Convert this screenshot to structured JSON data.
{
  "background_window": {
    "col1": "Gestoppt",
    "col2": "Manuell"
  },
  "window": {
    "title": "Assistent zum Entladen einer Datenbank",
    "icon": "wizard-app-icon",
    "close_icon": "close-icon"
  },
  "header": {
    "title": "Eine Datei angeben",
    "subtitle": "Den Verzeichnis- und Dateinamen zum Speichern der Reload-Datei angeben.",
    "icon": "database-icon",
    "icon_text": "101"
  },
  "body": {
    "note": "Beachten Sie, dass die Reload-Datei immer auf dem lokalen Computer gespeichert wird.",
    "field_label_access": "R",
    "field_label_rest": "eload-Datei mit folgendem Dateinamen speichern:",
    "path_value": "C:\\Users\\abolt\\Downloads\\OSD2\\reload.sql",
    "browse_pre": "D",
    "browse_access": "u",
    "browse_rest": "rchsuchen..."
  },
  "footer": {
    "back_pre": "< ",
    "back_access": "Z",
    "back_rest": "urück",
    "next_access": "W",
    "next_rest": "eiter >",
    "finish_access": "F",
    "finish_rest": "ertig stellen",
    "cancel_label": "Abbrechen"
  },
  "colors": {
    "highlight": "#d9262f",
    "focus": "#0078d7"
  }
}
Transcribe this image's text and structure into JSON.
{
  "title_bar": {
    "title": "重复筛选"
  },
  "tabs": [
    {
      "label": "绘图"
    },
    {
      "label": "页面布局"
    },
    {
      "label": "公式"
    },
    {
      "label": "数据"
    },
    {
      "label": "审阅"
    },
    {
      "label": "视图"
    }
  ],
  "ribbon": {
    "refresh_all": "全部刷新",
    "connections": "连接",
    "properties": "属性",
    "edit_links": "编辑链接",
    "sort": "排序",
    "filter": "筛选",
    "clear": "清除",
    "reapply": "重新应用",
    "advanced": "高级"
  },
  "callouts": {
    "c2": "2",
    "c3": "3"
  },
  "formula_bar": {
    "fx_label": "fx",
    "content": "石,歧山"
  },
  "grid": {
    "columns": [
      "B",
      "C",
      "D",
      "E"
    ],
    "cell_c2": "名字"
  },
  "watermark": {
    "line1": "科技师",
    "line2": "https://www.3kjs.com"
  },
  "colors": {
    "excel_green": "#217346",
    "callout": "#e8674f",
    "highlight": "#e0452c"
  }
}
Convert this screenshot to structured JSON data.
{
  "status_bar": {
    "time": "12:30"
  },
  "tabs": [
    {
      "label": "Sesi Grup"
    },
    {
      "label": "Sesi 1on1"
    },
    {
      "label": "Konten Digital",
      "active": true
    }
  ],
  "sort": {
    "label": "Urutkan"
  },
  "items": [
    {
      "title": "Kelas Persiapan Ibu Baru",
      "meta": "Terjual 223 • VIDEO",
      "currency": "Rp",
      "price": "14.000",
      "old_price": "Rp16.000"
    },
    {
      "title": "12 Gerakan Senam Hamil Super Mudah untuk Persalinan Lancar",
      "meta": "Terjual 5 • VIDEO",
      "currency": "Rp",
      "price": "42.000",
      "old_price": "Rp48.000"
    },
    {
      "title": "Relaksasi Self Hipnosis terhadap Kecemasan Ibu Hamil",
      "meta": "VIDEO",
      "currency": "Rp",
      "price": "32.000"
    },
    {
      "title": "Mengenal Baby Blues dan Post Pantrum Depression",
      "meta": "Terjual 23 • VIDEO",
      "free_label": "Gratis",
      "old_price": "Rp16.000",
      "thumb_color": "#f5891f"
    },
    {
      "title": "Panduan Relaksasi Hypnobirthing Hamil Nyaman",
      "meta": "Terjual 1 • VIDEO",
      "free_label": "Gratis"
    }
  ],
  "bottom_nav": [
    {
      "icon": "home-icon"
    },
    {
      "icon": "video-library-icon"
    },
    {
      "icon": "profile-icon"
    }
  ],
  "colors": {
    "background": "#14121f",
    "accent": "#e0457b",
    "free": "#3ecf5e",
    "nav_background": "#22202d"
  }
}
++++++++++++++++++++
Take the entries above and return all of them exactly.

Convert this screenshot to structured JSON data.
{
  "background_window": {
    "col1": "Gestoppt",
    "col2": "Manuell"
  },
  "window": {
    "title": "Assistent zum Entladen einer Datenbank",
    "icon": "wizard-app-icon",
    "close_icon": "close-icon"
  },
  "header": {
    "title": "Eine Datei angeben",
    "subtitle": "Den Verzeichnis- und Dateinamen zum Speichern der Reload-Datei angeben.",
    "icon": "database-icon",
    "icon_text": "101"
  },
  "body": {
    "note": "Beachten Sie, dass die Reload-Datei immer auf dem lokalen Computer gespeichert wird.",
    "field_label_access": "R",
    "field_label_rest": "eload-Datei mit folgendem Dateinamen speichern:",
    "path_value": "C:\\Users\\abolt\\Downloads\\OSD2\\reload.sql",
    "browse_pre": "D",
    "browse_access": "u",
    "browse_rest": "rchsuchen..."
  },
  "footer": {
    "back_pre": "< ",
    "back_access": "Z",
    "back_rest": "urück",
    "next_access": "W",
    "next_rest": "eiter >",
    "finish_access": "F",
    "finish_rest": "ertig stellen",
    "cancel_label": "Abbrechen"
  },
  "colors": {
    "highlight": "#d9262f",
    "focus": "#0078d7"
  }
}
Transcribe this image's text and structure into JSON.
{
  "title_bar": {
    "title": "重复筛选"
  },
  "tabs": [
    {
      "label": "绘图"
    },
    {
      "label": "页面布局"
    },
    {
      "label": "公式"
    },
    {
      "label": "数据"
    },
    {
      "label": "审阅"
    },
    {
      "label": "视图"
    }
  ],
  "ribbon": {
    "refresh_all": "全部刷新",
    "connections": "连接",
    "properties": "属性",
    "edit_links": "编辑链接",
    "sort": "排序",
    "filter": "筛选",
    "clear": "清除",
    "reapply": "重新应用",
    "advanced": "高级"
  },
  "callouts": {
    "c2": "2",
    "c3": "3"
  },
  "formula_bar": {
    "fx_label": "fx",
    "content": "石,歧山"
  },
  "grid": {
    "columns": [
      "B",
      "C",
      "D",
      "E"
    ],
    "cell_c2": "名字"
  },
  "watermark": {
    "line1": "科技师",
    "line2": "https://www.3kjs.com"
  },
  "colors": {
    "excel_green": "#217346",
    "callout": "#e8674f",
    "highlight": "#e0452c"
  }
}
Convert this screenshot to structured JSON data.
{
  "status_bar": {
    "time": "12:30"
  },
  "tabs": [
    {
      "label": "Sesi Grup"
    },
    {
      "label": "Sesi 1on1"
    },
    {
      "label": "Konten Digital",
      "active": true
    }
  ],
  "sort": {
    "label": "Urutkan"
  },
  "items": [
    {
      "title": "Kelas Persiapan Ibu Baru",
      "meta": "Terjual 223 • VIDEO",
      "currency": "Rp",
      "price": "14.000",
      "old_price": "Rp16.000"
    },
    {
      "title": "12 Gerakan Senam Hamil Super Mudah untuk Persalinan Lancar",
      "meta": "Terjual 5 • VIDEO",
      "currency": "Rp",
      "price": "42.000",
      "old_price": "Rp48.000"
    },
    {
      "title": "Relaksasi Self Hipnosis terhadap Kecemasan Ibu Hamil",
      "meta": "VIDEO",
      "currency": "Rp",
      "price": "32.000"
    },
    {
      "title": "Mengenal Baby Blues dan Post Pantrum Depression",
      "meta": "Terjual 23 • VIDEO",
      "free_label": "Gratis",
      "old_price": "Rp16.000",
      "thumb_color": "#f5891f"
    },
    {
      "title": "Panduan Relaksasi Hypnobirthing Hamil Nyaman",
      "meta": "Terjual 1 • VIDEO",
      "free_label": "Gratis"
    }
  ],
  "bottom_nav": [
    {
      "icon": "home-icon"
    },
    {
      "icon": "video-library-icon"
    },
    {
      "icon": "profile-icon"
    }
  ],
  "colors": {
    "background": "#14121f",
    "accent": "#e0457b",
    "free": "#3ecf5e",
    "nav_background": "#22202d"
  }
}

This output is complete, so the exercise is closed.